The task: Please copy the data exactly as it stands, minus the images.

*** Begin section ***

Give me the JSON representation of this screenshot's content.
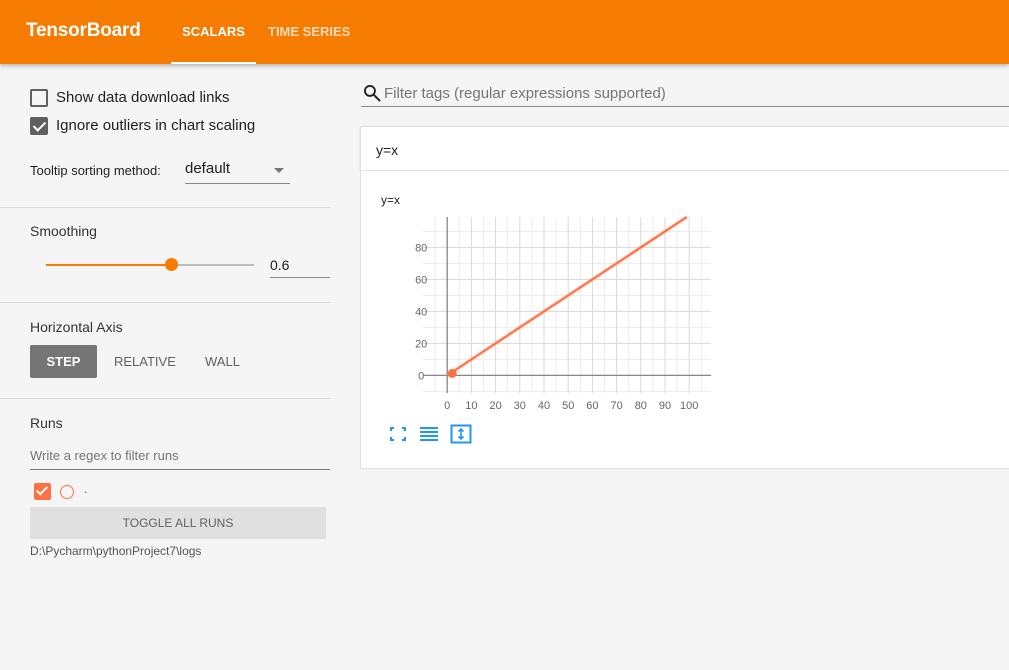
{
  "header": {
    "brand": "TensorBoard",
    "tabs": [
      {
        "label": "SCALARS",
        "active": true
      },
      {
        "label": "TIME SERIES",
        "active": false
      }
    ]
  },
  "sidebar": {
    "show_download_links": {
      "label": "Show data download links",
      "checked": false
    },
    "ignore_outliers": {
      "label": "Ignore outliers in chart scaling",
      "checked": true
    },
    "tooltip_sorting": {
      "label": "Tooltip sorting method:",
      "value": "default"
    },
    "smoothing": {
      "title": "Smoothing",
      "value": "0.6",
      "fraction": 0.6
    },
    "horizontal_axis": {
      "title": "Horizontal Axis",
      "options": [
        {
          "label": "STEP",
          "selected": true
        },
        {
          "label": "RELATIVE",
          "selected": false
        },
        {
          "label": "WALL",
          "selected": false
        }
      ]
    },
    "runs": {
      "title": "Runs",
      "filter_placeholder": "Write a regex to filter runs",
      "items": [
        {
          "name": ".",
          "checked": true,
          "color": "#ff7043"
        }
      ],
      "toggle_all_label": "TOGGLE ALL RUNS",
      "logdir": "D:\\Pycharm\\pythonProject7\\logs"
    }
  },
  "main": {
    "filter_placeholder": "Filter tags (regular expressions supported)",
    "cards": [
      {
        "header": "y=x",
        "chart_title": "y=x",
        "tool_icons": [
          "fullscreen-icon",
          "log-scale-icon",
          "fit-domain-icon"
        ]
      }
    ]
  },
  "colors": {
    "accent": "#f57c00",
    "run": "#ff7043"
  },
  "chart_data": {
    "type": "line",
    "title": "y=x",
    "xlabel": "",
    "ylabel": "",
    "x_ticks": [
      0,
      10,
      20,
      30,
      40,
      50,
      60,
      70,
      80,
      90,
      100
    ],
    "y_ticks": [
      0,
      20,
      40,
      60,
      80
    ],
    "xlim": [
      -10,
      109
    ],
    "ylim": [
      -11,
      99
    ],
    "grid": true,
    "series": [
      {
        "name": ".",
        "color": "#ff7043",
        "x": [
          0,
          99
        ],
        "y": [
          0,
          99
        ]
      }
    ],
    "highlight_point": {
      "x": 0,
      "y": 0
    }
  }
}
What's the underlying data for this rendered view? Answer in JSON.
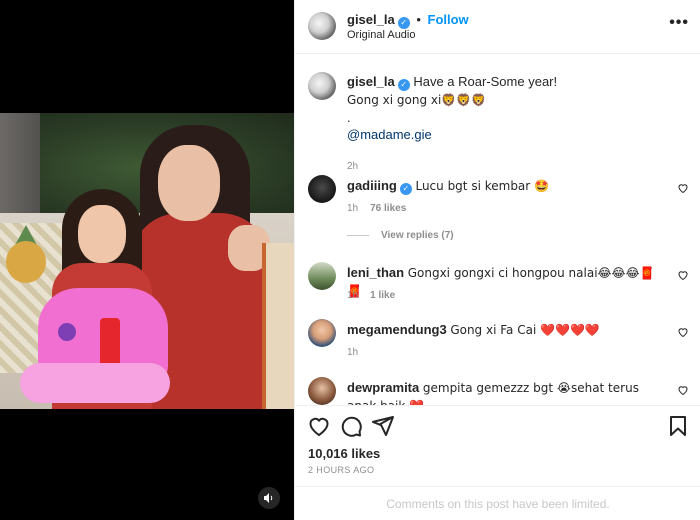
{
  "media": {
    "mute_icon": "speaker-muted-icon"
  },
  "header": {
    "username": "gisel_la",
    "follow_label": "Follow",
    "separator": "•",
    "subtitle": "Original Audio",
    "more_label": "•••"
  },
  "caption": {
    "username": "gisel_la",
    "line1": "Have a Roar-Some year!",
    "line2": "Gong xi gong xi🦁🦁🦁",
    "line3": ".",
    "mention": "@madame.gie",
    "time": "2h"
  },
  "comments": [
    {
      "username": "gadiiing",
      "verified": true,
      "text": "Lucu bgt si kembar 🤩",
      "time": "1h",
      "likes": "76 likes",
      "replies": "View replies (7)"
    },
    {
      "username": "leni_than",
      "verified": false,
      "text": "Gongxi gongxi ci hongpou nalai😂😂😂🧧🧧",
      "time": "1h",
      "likes": "1 like"
    },
    {
      "username": "megamendung3",
      "verified": false,
      "text": "Gong xi Fa Cai ❤️❤️❤️❤️",
      "time": "1h",
      "likes": ""
    },
    {
      "username": "dewpramita",
      "verified": false,
      "text": "gempita gemezzz bgt 😭sehat terus anak baik ❤️",
      "time": "",
      "likes": ""
    }
  ],
  "actions": {
    "like_icon": "heart-icon",
    "comment_icon": "comment-icon",
    "share_icon": "paper-plane-icon",
    "save_icon": "bookmark-icon",
    "likes_count": "10,016 likes",
    "time_ago": "2 HOURS AGO",
    "limited_notice": "Comments on this post have been limited."
  },
  "colors": {
    "accent": "#0095f6",
    "verified": "#3897f0",
    "muted": "#8e8e8e",
    "heart": "#e0245e"
  }
}
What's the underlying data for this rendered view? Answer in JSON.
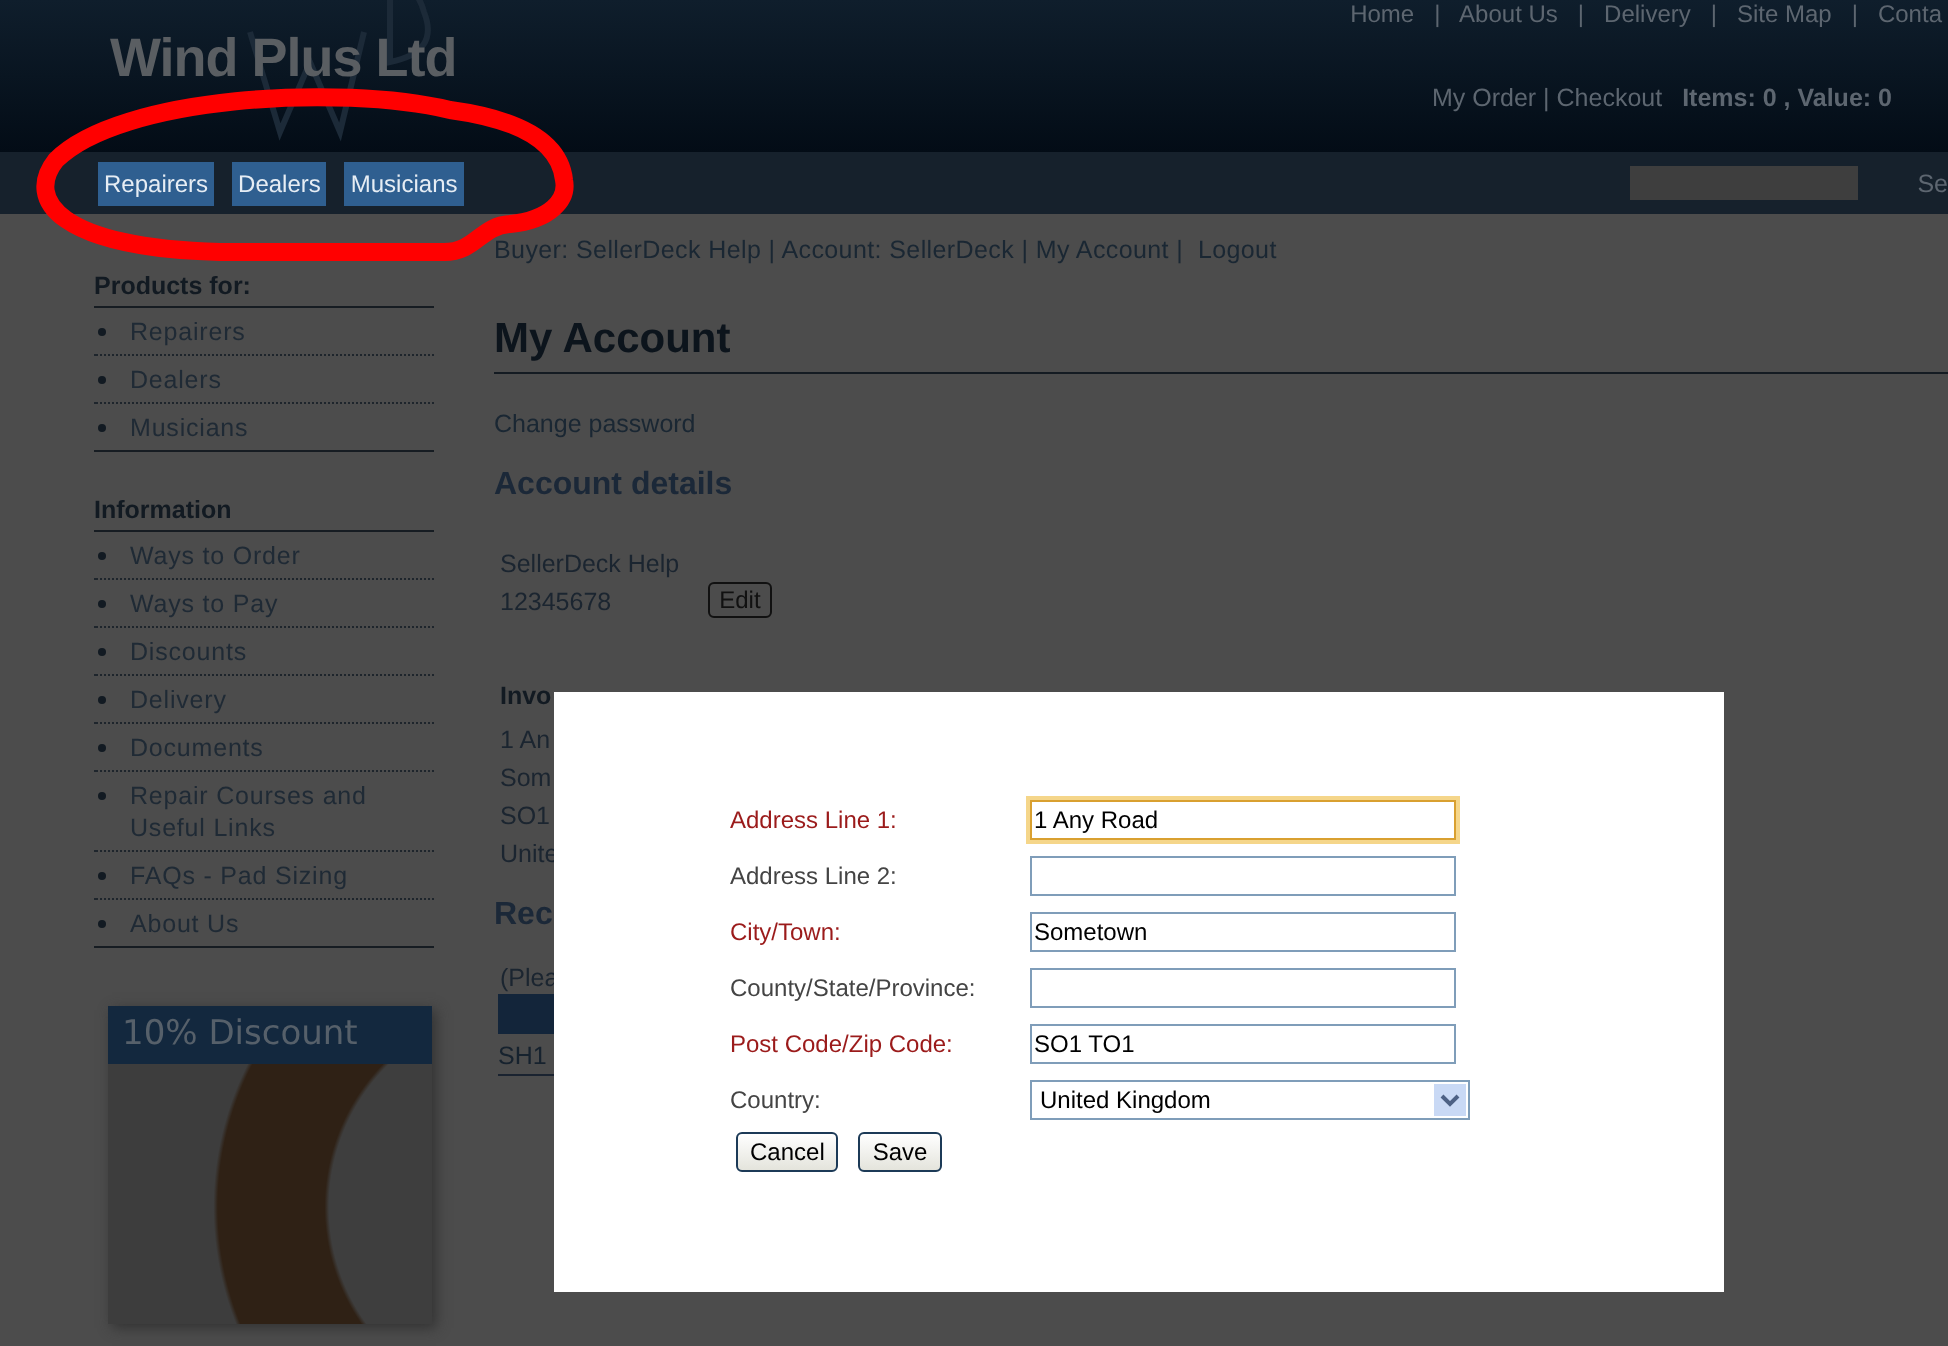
{
  "header": {
    "logo": "Wind Plus Ltd",
    "top_links": "Home   |   About Us   |   Delivery   |   Site Map   |   Conta",
    "cart_links": "My Order | Checkout",
    "cart_summary": "Items: 0 , Value: 0"
  },
  "nav": {
    "buttons": [
      "Repairers",
      "Dealers",
      "Musicians"
    ],
    "search_label": "Se"
  },
  "sidebar": {
    "sections": [
      {
        "title": "Products for:",
        "items": [
          "Repairers",
          "Dealers",
          "Musicians"
        ]
      },
      {
        "title": "Information",
        "items": [
          "Ways to Order",
          "Ways to Pay",
          "Discounts",
          "Delivery",
          "Documents",
          "Repair Courses and Useful Links",
          "FAQs - Pad Sizing",
          "About Us"
        ]
      }
    ],
    "promo": {
      "title": "10% Discount"
    }
  },
  "main": {
    "breadcrumb": "Buyer: SellerDeck Help | Account: SellerDeck | My Account |  Logout",
    "title": "My Account",
    "change_password": "Change password",
    "account_details": {
      "heading": "Account details",
      "name": "SellerDeck Help",
      "phone": "12345678",
      "edit_button": "Edit"
    },
    "invoice": {
      "heading": "Invo",
      "lines": [
        "1 An",
        "Som",
        "SO1",
        "Unite"
      ]
    },
    "recent": {
      "heading": "Rec",
      "note": "(Plea",
      "rows": [
        "SH1"
      ]
    }
  },
  "dialog": {
    "fields": [
      {
        "label": "Address Line 1:",
        "required": true,
        "kind": "text",
        "value": "1 Any Road",
        "focused": true
      },
      {
        "label": "Address Line 2:",
        "required": false,
        "kind": "text",
        "focused": false
      },
      {
        "label": "City/Town:",
        "required": true,
        "kind": "text",
        "value": "Sometown",
        "focused": false
      },
      {
        "label": "County/State/Province:",
        "required": false,
        "kind": "text",
        "focused": false
      },
      {
        "label": "Post Code/Zip Code:",
        "required": true,
        "kind": "text",
        "value": "SO1 TO1",
        "focused": false
      },
      {
        "label": "Country:",
        "required": false,
        "kind": "select",
        "value": "United Kingdom",
        "focused": false
      }
    ],
    "buttons": [
      "Cancel",
      "Save"
    ]
  }
}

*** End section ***

Answer for this exercise:
Give me the JSON representation of this screenshot's content.
{
  "header": {
    "brand": "TensorBoard",
    "tabs": [
      {
        "label": "SCALARS",
        "active": true
      },
      {
        "label": "TIME SERIES",
        "active": false
      }
    ]
  },
  "sidebar": {
    "show_download_links": {
      "label": "Show data download links",
      "checked": false
    },
    "ignore_outliers": {
      "label": "Ignore outliers in chart scaling",
      "checked": true
    },
    "tooltip_sorting": {
      "label": "Tooltip sorting method:",
      "value": "default"
    },
    "smoothing": {
      "title": "Smoothing",
      "value": "0.6",
      "fraction": 0.6
    },
    "horizontal_axis": {
      "title": "Horizontal Axis",
      "options": [
        {
          "label": "STEP",
          "selected": true
        },
        {
          "label": "RELATIVE",
          "selected": false
        },
        {
          "label": "WALL",
          "selected": false
        }
      ]
    },
    "runs": {
      "title": "Runs",
      "filter_placeholder": "Write a regex to filter runs",
      "items": [
        {
          "name": ".",
          "checked": true,
          "color": "#ff7043"
        }
      ],
      "toggle_all_label": "TOGGLE ALL RUNS",
      "logdir": "D:\\Pycharm\\pythonProject7\\logs"
    }
  },
  "main": {
    "filter_placeholder": "Filter tags (regular expressions supported)",
    "cards": [
      {
        "header": "y=x",
        "chart_title": "y=x",
        "tool_icons": [
          "fullscreen-icon",
          "log-scale-icon",
          "fit-domain-icon"
        ]
      }
    ]
  },
  "colors": {
    "accent": "#f57c00",
    "run": "#ff7043"
  },
  "chart_data": {
    "type": "line",
    "title": "y=x",
    "xlabel": "",
    "ylabel": "",
    "x_ticks": [
      0,
      10,
      20,
      30,
      40,
      50,
      60,
      70,
      80,
      90,
      100
    ],
    "y_ticks": [
      0,
      20,
      40,
      60,
      80
    ],
    "xlim": [
      -10,
      109
    ],
    "ylim": [
      -11,
      99
    ],
    "grid": true,
    "series": [
      {
        "name": ".",
        "color": "#ff7043",
        "x": [
          0,
          99
        ],
        "y": [
          0,
          99
        ]
      }
    ],
    "highlight_point": {
      "x": 0,
      "y": 0
    }
  }
}
What's the underlying data for this rendered view? Answer in JSON.
{
  "media": {
    "mute_icon": "speaker-muted-icon"
  },
  "header": {
    "username": "gisel_la",
    "follow_label": "Follow",
    "separator": "•",
    "subtitle": "Original Audio",
    "more_label": "•••"
  },
  "caption": {
    "username": "gisel_la",
    "line1": "Have a Roar-Some year!",
    "line2": "Gong xi gong xi🦁🦁🦁",
    "line3": ".",
    "mention": "@madame.gie",
    "time": "2h"
  },
  "comments": [
    {
      "username": "gadiiing",
      "verified": true,
      "text": "Lucu bgt si kembar 🤩",
      "time": "1h",
      "likes": "76 likes",
      "replies": "View replies (7)"
    },
    {
      "username": "leni_than",
      "verified": false,
      "text": "Gongxi gongxi ci hongpou nalai😂😂😂🧧🧧",
      "time": "1h",
      "likes": "1 like"
    },
    {
      "username": "megamendung3",
      "verified": false,
      "text": "Gong xi Fa Cai ❤️❤️❤️❤️",
      "time": "1h",
      "likes": ""
    },
    {
      "username": "dewpramita",
      "verified": false,
      "text": "gempita gemezzz bgt 😭sehat terus anak baik ❤️",
      "time": "",
      "likes": ""
    }
  ],
  "actions": {
    "like_icon": "heart-icon",
    "comment_icon": "comment-icon",
    "share_icon": "paper-plane-icon",
    "save_icon": "bookmark-icon",
    "likes_count": "10,016 likes",
    "time_ago": "2 HOURS AGO",
    "limited_notice": "Comments on this post have been limited."
  },
  "colors": {
    "accent": "#0095f6",
    "verified": "#3897f0",
    "muted": "#8e8e8e",
    "heart": "#e0245e"
  }
}
What's the underlying data for this rendered view? Answer in JSON.
{
  "header": {
    "logo": "Wind Plus Ltd",
    "top_links": "Home   |   About Us   |   Delivery   |   Site Map   |   Conta",
    "cart_links": "My Order | Checkout",
    "cart_summary": "Items: 0 , Value: 0"
  },
  "nav": {
    "buttons": [
      "Repairers",
      "Dealers",
      "Musicians"
    ],
    "search_label": "Se"
  },
  "sidebar": {
    "sections": [
      {
        "title": "Products for:",
        "items": [
          "Repairers",
          "Dealers",
          "Musicians"
        ]
      },
      {
        "title": "Information",
        "items": [
          "Ways to Order",
          "Ways to Pay",
          "Discounts",
          "Delivery",
          "Documents",
          "Repair Courses and Useful Links",
          "FAQs - Pad Sizing",
          "About Us"
        ]
      }
    ],
    "promo": {
      "title": "10% Discount"
    }
  },
  "main": {
    "breadcrumb": "Buyer: SellerDeck Help | Account: SellerDeck | My Account |  Logout",
    "title": "My Account",
    "change_password": "Change password",
    "account_details": {
      "heading": "Account details",
      "name": "SellerDeck Help",
      "phone": "12345678",
      "edit_button": "Edit"
    },
    "invoice": {
      "heading": "Invo",
      "lines": [
        "1 An",
        "Som",
        "SO1",
        "Unite"
      ]
    },
    "recent": {
      "heading": "Rec",
      "note": "(Plea",
      "rows": [
        "SH1"
      ]
    }
  },
  "dialog": {
    "fields": [
      {
        "label": "Address Line 1:",
        "required": true,
        "kind": "text",
        "value": "1 Any Road",
        "focused": true
      },
      {
        "label": "Address Line 2:",
        "required": false,
        "kind": "text",
        "focused": false
      },
      {
        "label": "City/Town:",
        "required": true,
        "kind": "text",
        "value": "Sometown",
        "focused": false
      },
      {
        "label": "County/State/Province:",
        "required": false,
        "kind": "text",
        "focused": false
      },
      {
        "label": "Post Code/Zip Code:",
        "required": true,
        "kind": "text",
        "value": "SO1 TO1",
        "focused": false
      },
      {
        "label": "Country:",
        "required": false,
        "kind": "select",
        "value": "United Kingdom",
        "focused": false
      }
    ],
    "buttons": [
      "Cancel",
      "Save"
    ]
  }
}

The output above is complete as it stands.